Task instructions: Whenever a line contains the string "this", copy it out of the entries.

Exercise data:
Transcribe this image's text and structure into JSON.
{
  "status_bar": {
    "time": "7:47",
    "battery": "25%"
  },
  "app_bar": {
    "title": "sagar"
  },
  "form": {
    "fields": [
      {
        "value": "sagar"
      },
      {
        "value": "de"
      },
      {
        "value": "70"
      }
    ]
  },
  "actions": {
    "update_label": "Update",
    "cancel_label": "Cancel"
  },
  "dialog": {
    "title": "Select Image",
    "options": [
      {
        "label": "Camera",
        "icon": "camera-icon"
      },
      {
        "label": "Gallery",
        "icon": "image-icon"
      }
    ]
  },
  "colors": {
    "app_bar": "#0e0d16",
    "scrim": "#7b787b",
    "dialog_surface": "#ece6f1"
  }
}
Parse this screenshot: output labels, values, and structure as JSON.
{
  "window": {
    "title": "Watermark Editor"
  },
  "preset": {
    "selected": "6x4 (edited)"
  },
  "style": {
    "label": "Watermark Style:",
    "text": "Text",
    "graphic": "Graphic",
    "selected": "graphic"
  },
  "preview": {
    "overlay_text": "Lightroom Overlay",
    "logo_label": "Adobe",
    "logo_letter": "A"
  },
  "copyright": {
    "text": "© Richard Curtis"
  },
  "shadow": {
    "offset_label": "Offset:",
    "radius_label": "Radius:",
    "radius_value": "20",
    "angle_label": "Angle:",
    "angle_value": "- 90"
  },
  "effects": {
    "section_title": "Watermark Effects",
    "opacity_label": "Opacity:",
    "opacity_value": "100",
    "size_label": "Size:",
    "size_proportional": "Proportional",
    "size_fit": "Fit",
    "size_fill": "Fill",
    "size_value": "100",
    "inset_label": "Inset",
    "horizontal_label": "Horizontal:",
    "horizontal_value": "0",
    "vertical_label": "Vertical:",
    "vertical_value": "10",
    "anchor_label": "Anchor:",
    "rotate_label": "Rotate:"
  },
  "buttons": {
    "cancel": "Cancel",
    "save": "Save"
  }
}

The answer:
Transcribe this image's text and structure into JSON.
Parse this screenshot: output labels, values, and structure as JSON.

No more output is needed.